Task prompt =>
Where the data below has the string "using", return the whole line.

[Data to use]

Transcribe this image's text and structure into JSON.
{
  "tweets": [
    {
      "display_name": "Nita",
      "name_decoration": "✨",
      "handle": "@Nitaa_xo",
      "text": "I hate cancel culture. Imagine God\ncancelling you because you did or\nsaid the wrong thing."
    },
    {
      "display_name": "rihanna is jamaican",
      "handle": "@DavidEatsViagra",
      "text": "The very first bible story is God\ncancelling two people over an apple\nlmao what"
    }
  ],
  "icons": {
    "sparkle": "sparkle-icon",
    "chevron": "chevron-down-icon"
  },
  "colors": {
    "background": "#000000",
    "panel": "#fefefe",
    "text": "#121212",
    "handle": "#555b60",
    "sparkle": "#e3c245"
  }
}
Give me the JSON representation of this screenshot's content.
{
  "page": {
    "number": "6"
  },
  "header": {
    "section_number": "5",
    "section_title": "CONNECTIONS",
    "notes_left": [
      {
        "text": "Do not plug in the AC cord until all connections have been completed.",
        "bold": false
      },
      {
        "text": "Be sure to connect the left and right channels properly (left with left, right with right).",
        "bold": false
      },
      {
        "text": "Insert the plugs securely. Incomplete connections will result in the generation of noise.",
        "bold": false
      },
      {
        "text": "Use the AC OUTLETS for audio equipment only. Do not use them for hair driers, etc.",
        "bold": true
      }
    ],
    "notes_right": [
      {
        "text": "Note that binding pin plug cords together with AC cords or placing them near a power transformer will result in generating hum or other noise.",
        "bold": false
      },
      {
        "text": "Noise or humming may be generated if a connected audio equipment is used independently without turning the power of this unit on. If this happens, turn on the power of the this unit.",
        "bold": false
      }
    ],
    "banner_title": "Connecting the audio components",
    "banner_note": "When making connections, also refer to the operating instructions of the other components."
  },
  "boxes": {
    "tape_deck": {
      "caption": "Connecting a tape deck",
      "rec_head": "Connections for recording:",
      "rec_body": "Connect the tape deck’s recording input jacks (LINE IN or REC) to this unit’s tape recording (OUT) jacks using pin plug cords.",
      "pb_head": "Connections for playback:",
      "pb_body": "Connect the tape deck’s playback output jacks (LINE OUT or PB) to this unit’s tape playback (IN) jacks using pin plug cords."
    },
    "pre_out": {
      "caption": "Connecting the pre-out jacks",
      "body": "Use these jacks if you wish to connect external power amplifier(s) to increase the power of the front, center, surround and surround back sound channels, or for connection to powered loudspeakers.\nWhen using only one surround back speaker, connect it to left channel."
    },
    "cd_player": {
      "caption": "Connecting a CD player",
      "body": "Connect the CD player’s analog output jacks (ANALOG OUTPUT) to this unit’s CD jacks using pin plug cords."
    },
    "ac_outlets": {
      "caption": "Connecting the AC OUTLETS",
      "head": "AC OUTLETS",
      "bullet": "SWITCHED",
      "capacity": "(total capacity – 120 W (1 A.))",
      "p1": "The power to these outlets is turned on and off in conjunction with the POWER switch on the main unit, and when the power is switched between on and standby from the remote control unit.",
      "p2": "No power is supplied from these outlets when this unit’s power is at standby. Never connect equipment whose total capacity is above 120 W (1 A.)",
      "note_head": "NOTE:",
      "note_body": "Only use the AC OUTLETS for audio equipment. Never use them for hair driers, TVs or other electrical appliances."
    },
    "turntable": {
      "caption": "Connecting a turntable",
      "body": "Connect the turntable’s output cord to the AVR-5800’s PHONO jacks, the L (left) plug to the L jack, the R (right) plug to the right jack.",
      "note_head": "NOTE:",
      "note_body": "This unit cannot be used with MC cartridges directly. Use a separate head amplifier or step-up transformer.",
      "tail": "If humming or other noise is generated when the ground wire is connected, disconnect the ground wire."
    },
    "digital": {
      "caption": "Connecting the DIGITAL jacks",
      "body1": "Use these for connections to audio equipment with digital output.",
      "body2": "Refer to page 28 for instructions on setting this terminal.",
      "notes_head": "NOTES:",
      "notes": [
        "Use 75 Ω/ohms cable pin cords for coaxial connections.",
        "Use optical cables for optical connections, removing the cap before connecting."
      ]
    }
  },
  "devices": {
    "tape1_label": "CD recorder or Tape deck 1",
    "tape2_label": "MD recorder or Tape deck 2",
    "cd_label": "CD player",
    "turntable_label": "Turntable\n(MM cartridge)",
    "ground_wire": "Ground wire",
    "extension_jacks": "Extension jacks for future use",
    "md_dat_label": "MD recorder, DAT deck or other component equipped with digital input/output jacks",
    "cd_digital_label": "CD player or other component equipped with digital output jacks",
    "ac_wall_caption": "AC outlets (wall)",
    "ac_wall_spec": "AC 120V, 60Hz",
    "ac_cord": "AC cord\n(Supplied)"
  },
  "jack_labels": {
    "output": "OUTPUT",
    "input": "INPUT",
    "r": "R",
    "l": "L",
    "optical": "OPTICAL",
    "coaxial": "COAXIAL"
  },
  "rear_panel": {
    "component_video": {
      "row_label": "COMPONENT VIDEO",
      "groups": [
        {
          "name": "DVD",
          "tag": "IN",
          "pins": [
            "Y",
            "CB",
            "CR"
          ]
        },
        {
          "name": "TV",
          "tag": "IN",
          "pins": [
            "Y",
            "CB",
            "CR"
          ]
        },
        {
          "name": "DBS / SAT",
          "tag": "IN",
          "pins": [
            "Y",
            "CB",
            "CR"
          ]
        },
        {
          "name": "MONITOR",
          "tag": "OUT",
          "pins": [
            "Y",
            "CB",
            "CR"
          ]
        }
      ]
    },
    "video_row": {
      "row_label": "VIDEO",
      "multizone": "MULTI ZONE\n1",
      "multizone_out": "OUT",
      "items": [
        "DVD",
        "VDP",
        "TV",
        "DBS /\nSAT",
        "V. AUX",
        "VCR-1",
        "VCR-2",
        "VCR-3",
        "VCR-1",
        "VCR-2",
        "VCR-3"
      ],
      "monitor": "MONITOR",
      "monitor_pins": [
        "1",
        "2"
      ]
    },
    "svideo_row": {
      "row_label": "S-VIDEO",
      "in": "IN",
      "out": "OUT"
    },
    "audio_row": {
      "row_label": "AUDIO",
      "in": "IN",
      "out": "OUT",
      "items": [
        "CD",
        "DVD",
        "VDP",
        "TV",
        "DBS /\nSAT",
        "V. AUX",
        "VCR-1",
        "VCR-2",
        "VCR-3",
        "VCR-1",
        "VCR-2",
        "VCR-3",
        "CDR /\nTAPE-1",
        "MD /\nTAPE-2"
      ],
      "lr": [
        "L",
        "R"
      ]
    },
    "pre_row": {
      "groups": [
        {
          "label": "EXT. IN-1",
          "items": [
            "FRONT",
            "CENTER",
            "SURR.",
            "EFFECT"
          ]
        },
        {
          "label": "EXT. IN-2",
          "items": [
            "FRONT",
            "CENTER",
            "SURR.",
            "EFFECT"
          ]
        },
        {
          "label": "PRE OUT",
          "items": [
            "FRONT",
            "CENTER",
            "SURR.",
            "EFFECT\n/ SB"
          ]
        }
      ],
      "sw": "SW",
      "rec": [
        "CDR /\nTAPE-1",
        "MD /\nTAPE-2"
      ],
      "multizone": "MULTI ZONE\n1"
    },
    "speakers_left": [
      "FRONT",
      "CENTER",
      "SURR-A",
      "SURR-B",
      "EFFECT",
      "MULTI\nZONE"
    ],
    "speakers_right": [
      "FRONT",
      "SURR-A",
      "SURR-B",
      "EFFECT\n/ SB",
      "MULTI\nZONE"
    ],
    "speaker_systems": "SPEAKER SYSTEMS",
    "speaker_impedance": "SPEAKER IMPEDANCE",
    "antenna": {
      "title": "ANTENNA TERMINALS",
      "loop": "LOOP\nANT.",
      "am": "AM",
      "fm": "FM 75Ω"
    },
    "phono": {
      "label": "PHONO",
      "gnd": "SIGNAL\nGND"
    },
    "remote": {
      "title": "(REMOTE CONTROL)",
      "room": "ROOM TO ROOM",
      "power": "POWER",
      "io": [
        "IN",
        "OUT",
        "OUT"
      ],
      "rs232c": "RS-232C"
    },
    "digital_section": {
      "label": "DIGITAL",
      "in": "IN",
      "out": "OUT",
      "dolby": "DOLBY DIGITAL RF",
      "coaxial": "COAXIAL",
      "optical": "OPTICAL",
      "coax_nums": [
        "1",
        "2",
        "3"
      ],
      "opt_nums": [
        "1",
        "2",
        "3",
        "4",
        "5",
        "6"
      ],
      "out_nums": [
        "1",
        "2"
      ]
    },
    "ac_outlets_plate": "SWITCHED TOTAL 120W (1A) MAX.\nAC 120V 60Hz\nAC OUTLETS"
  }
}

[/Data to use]

Answer to this task =>
      "rec_body": "Connect the tape deck’s recording input jacks (LINE IN or REC) to this unit’s tape recording (OUT) jacks using pin plug cords.",
      "pb_body": "Connect the tape deck’s playback output jacks (LINE OUT or PB) to this unit’s tape playback (IN) jacks using pin plug cords."
      "body": "Use these jacks if you wish to connect external power amplifier(s) to increase the power of the front, center, surround and surround back sound channels, or for connection to powered loudspeakers.\nWhen using only one surround back speaker, connect it to left channel."
      "body": "Connect the CD player’s analog output jacks (ANALOG OUTPUT) to this unit’s CD jacks using pin plug cords."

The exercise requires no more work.